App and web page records

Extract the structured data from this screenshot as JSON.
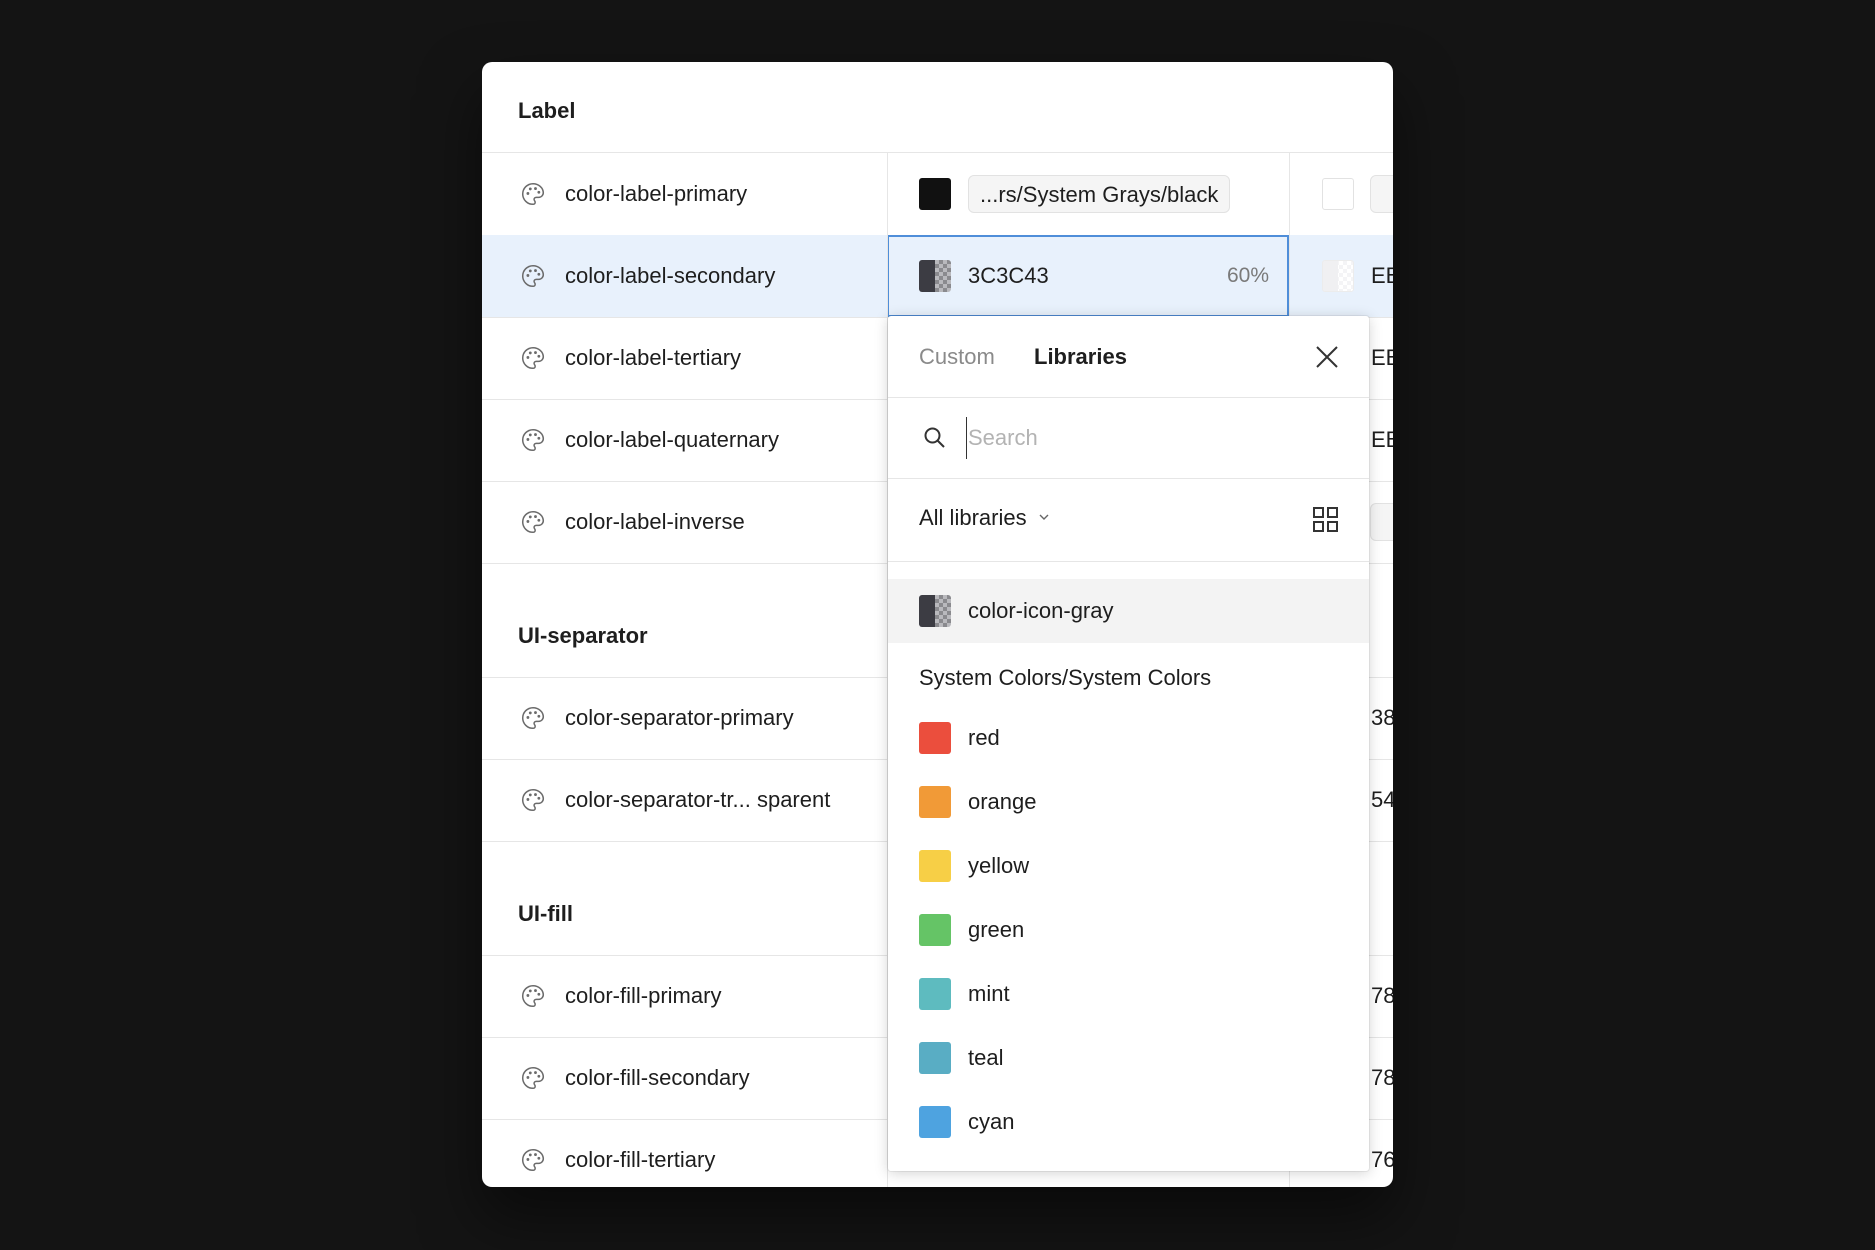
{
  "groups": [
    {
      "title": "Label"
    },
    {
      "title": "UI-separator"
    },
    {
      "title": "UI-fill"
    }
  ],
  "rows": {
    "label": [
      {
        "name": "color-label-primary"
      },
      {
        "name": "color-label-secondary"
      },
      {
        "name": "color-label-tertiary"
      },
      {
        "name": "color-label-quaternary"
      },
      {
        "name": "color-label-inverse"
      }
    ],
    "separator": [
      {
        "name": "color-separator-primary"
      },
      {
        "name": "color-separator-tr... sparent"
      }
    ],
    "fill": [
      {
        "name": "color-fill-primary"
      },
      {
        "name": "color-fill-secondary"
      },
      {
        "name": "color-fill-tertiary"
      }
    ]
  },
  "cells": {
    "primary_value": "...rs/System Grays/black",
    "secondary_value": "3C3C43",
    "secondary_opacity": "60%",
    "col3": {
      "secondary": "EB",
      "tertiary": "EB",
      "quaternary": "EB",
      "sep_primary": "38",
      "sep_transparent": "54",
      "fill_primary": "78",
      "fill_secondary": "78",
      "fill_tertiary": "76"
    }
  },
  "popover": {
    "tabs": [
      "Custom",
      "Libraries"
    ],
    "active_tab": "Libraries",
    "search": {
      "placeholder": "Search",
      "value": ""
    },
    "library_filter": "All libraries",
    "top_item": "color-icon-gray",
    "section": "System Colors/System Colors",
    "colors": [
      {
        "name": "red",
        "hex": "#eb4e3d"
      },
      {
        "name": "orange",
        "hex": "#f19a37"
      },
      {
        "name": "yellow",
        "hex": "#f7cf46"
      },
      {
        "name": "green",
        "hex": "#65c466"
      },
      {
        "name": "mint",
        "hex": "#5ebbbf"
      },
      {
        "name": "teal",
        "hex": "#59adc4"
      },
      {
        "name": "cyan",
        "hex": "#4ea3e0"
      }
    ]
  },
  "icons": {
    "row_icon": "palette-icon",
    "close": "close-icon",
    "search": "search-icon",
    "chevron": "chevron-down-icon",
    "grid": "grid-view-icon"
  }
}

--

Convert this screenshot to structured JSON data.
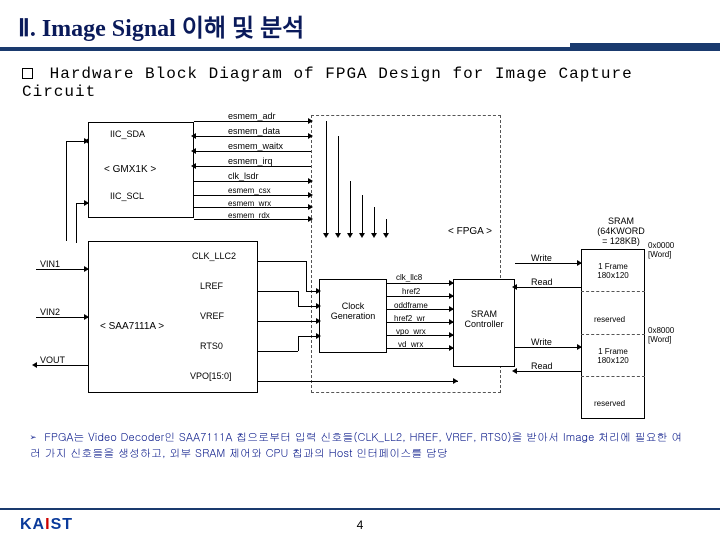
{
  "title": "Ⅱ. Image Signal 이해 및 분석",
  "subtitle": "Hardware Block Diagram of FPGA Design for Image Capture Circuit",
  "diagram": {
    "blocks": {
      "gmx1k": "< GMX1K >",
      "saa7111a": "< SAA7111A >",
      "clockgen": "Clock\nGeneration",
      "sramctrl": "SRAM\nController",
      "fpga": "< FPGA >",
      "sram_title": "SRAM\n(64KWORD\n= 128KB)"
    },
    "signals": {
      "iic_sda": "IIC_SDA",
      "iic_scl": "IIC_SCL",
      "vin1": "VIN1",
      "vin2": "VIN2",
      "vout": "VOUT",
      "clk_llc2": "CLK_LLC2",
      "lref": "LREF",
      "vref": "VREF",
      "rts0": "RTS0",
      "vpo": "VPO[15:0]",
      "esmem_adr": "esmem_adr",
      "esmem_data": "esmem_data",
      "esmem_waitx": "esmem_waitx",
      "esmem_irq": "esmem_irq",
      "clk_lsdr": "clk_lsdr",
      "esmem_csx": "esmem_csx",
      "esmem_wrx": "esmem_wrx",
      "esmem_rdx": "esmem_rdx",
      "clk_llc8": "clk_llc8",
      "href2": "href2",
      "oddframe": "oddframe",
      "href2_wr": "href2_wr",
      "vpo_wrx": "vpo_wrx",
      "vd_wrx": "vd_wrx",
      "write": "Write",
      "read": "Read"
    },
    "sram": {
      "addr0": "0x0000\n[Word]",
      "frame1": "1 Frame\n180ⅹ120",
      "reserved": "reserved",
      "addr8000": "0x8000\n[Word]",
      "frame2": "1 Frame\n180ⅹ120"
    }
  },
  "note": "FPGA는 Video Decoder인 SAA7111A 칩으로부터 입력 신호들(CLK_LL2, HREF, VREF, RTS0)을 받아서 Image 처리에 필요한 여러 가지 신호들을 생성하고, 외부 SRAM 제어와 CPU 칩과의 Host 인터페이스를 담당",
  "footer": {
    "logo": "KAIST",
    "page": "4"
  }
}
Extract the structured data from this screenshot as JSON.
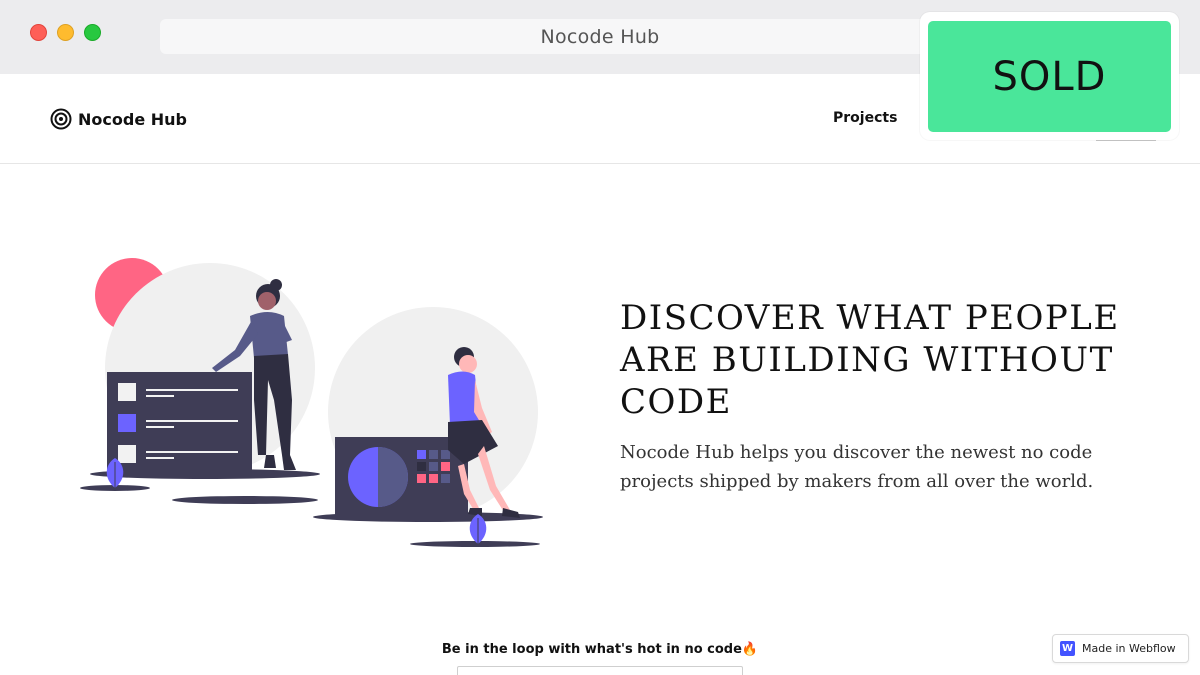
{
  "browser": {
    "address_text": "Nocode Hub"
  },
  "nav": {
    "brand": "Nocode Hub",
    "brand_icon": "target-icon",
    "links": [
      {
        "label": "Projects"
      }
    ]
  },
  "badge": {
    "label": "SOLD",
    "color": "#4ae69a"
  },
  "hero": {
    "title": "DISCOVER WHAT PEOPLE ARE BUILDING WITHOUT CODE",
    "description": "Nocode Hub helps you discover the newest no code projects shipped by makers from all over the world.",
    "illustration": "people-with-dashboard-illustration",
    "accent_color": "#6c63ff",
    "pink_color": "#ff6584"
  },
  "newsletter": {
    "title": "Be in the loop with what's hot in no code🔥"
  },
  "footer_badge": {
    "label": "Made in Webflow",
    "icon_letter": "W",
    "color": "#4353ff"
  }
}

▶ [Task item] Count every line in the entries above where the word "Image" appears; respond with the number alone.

▶ [Answer to this exercise] 3